Extracted records Block Start

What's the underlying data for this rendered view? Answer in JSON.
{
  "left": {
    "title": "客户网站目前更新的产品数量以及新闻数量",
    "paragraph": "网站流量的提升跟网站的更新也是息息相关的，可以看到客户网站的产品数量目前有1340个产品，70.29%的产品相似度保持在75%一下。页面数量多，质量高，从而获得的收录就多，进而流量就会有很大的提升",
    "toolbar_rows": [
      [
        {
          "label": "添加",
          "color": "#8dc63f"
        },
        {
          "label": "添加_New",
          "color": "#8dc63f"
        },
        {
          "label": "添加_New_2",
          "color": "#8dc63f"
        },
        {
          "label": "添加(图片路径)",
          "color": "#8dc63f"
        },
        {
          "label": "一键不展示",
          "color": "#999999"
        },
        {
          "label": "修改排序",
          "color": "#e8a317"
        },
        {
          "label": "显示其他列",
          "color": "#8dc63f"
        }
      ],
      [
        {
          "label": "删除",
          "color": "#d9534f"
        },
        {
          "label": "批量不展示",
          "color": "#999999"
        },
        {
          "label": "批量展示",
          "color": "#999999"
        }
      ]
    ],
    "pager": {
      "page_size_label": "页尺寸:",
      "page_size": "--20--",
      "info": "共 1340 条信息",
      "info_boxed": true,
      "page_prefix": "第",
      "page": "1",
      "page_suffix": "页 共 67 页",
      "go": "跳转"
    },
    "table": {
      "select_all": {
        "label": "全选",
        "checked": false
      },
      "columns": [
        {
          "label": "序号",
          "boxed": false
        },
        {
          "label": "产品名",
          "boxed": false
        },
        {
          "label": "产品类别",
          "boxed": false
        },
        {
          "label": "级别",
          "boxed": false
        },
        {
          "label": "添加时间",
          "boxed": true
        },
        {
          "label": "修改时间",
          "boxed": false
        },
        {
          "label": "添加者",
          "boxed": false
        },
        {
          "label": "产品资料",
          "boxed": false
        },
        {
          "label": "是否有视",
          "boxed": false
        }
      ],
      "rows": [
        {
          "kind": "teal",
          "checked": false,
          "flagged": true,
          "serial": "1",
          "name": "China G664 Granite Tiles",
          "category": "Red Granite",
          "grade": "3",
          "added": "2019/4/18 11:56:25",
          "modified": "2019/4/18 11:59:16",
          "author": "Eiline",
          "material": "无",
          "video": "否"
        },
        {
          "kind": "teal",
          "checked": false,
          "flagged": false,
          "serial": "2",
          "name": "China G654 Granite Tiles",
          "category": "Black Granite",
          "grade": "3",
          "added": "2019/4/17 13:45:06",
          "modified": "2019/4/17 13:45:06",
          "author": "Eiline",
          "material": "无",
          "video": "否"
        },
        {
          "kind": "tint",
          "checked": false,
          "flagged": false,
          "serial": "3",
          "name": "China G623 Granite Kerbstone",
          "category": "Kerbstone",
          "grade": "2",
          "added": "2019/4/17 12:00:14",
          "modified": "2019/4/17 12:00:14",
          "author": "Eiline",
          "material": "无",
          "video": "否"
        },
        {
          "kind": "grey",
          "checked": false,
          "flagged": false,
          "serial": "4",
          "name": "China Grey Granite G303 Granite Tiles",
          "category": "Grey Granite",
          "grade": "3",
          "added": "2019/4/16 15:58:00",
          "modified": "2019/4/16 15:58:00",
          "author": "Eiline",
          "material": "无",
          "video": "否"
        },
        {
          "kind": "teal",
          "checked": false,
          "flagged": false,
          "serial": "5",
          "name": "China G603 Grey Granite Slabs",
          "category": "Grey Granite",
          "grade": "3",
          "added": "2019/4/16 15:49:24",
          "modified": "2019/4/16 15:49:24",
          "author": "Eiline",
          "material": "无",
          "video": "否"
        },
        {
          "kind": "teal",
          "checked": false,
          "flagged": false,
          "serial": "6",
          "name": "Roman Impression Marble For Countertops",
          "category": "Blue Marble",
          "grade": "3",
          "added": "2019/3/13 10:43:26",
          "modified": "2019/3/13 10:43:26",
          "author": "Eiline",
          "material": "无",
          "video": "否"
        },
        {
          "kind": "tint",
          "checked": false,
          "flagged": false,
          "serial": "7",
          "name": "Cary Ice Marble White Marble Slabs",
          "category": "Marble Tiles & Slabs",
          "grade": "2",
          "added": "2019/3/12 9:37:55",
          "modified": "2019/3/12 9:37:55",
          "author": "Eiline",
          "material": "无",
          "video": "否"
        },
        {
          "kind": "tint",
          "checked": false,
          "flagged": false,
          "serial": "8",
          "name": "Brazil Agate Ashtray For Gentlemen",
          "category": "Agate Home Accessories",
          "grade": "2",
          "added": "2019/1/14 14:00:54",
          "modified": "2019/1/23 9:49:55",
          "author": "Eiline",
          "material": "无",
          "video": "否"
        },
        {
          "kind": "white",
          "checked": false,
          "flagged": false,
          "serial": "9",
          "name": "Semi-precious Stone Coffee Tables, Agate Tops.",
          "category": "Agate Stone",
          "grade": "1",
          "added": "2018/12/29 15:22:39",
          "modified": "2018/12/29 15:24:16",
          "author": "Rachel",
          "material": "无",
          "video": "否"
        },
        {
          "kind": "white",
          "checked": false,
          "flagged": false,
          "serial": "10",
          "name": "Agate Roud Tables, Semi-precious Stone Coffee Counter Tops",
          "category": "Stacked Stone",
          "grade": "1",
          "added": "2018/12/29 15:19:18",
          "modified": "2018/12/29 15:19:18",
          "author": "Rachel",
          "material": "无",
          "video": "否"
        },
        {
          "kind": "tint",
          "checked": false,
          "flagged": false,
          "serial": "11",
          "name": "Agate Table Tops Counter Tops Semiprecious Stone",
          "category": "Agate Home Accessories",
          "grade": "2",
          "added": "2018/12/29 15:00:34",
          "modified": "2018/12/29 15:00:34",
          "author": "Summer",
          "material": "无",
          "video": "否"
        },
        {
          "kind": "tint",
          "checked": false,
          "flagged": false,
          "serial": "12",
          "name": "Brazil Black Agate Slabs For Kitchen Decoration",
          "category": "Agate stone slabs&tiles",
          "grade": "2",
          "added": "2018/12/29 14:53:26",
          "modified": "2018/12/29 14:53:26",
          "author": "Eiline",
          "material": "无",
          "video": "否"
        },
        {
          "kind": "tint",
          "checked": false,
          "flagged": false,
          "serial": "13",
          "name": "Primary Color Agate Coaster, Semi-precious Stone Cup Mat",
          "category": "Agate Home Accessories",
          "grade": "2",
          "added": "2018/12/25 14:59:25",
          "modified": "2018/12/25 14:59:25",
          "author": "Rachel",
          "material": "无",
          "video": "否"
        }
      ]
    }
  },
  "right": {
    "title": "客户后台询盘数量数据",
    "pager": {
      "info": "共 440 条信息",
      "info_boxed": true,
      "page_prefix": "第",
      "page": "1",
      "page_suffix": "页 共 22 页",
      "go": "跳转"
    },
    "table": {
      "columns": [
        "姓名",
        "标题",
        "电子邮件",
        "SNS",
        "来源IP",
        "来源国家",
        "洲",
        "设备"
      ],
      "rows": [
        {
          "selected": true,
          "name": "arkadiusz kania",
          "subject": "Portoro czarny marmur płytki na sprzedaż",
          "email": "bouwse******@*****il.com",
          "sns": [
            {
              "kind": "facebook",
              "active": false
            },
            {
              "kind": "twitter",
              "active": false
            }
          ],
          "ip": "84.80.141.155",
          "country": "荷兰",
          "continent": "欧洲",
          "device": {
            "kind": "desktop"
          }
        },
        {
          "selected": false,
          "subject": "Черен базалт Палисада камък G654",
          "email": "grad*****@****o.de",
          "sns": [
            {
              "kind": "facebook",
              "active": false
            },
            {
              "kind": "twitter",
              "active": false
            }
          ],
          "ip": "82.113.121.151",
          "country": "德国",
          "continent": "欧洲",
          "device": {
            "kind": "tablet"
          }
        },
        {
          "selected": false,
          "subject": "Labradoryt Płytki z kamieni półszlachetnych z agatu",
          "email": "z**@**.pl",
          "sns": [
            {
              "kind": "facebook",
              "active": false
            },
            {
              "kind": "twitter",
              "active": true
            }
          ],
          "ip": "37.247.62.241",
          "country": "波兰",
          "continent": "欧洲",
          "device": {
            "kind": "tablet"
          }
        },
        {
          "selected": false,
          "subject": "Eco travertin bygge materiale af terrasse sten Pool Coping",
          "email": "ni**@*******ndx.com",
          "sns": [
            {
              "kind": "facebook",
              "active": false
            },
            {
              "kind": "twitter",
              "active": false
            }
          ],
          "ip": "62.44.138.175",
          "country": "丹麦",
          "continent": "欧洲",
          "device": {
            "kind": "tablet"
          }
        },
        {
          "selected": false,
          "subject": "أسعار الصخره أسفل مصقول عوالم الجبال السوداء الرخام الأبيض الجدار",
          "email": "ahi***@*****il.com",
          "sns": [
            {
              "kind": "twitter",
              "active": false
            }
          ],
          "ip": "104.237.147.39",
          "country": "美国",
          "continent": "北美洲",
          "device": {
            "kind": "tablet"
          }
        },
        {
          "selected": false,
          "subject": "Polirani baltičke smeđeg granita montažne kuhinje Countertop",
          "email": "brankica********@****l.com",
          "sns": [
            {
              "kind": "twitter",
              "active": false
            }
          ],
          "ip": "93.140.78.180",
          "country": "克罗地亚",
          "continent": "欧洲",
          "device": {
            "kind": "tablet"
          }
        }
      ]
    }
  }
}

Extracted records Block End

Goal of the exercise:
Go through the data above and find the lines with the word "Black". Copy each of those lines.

Answer space:
          "category": "Black Granite",
          "name": "Brazil Black Agate Slabs For Kitchen Decoration",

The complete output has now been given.